> _What the exercise asks_
Compute how many lines in the data below contain "header"; answer only with that number.

> _Material provided_
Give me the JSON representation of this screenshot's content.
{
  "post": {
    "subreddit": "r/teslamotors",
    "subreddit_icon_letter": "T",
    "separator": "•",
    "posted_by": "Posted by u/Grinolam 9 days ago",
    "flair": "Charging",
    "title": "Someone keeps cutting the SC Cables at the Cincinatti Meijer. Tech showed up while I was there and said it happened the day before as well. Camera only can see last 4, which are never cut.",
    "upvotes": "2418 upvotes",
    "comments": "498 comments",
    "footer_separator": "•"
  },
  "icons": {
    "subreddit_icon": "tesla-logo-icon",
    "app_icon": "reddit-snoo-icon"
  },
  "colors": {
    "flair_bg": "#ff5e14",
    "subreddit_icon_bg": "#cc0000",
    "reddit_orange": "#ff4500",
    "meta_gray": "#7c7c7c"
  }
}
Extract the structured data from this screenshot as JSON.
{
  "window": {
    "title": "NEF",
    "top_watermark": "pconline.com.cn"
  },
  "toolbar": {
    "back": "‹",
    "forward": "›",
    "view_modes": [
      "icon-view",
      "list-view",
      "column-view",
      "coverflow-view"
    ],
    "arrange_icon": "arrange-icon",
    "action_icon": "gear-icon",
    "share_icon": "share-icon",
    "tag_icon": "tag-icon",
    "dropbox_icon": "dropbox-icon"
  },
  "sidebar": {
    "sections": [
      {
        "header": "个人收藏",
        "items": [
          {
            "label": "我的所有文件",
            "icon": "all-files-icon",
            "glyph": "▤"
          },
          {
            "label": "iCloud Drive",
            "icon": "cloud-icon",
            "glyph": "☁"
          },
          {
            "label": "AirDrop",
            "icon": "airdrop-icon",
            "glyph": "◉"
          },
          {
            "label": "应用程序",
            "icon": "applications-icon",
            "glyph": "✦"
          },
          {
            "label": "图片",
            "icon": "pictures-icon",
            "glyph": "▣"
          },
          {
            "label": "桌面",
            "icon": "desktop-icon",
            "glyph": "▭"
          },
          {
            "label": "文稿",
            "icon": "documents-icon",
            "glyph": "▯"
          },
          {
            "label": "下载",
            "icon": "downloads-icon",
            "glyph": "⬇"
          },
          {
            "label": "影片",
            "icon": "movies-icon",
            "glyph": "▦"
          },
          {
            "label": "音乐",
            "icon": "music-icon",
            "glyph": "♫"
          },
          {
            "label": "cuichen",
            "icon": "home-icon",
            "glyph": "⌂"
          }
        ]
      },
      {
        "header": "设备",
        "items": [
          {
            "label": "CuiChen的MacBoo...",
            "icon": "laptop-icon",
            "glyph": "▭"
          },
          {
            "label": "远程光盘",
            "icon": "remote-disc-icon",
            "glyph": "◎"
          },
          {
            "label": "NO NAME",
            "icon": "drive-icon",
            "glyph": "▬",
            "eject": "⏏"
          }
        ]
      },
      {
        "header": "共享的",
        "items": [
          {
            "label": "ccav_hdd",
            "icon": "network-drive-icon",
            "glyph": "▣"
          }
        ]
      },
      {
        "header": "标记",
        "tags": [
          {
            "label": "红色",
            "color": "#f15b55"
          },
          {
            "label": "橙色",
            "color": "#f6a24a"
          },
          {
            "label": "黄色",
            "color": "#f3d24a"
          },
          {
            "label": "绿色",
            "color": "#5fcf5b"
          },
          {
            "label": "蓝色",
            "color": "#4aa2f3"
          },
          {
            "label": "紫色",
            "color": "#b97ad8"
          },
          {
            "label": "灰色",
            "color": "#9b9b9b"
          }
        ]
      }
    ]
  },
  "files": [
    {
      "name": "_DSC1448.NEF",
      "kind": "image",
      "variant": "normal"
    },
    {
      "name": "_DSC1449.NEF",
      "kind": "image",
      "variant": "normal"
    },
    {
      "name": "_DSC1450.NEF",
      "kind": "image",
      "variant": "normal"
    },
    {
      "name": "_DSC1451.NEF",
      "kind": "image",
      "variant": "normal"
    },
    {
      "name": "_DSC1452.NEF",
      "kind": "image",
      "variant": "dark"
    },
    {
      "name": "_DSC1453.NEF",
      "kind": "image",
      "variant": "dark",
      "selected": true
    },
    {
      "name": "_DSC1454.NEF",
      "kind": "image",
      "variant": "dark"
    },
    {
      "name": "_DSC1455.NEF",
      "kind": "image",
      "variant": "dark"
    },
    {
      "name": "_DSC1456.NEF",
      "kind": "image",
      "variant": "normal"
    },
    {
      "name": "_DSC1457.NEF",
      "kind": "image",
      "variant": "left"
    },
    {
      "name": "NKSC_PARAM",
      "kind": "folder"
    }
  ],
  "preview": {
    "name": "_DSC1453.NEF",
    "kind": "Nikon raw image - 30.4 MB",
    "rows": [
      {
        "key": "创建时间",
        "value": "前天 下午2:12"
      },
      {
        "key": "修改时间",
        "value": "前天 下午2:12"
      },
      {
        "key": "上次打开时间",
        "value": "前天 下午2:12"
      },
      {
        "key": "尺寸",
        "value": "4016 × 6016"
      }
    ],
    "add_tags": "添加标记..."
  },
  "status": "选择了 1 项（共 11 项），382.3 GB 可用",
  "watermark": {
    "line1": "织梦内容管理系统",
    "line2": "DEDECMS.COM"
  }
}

> _Your solution_
4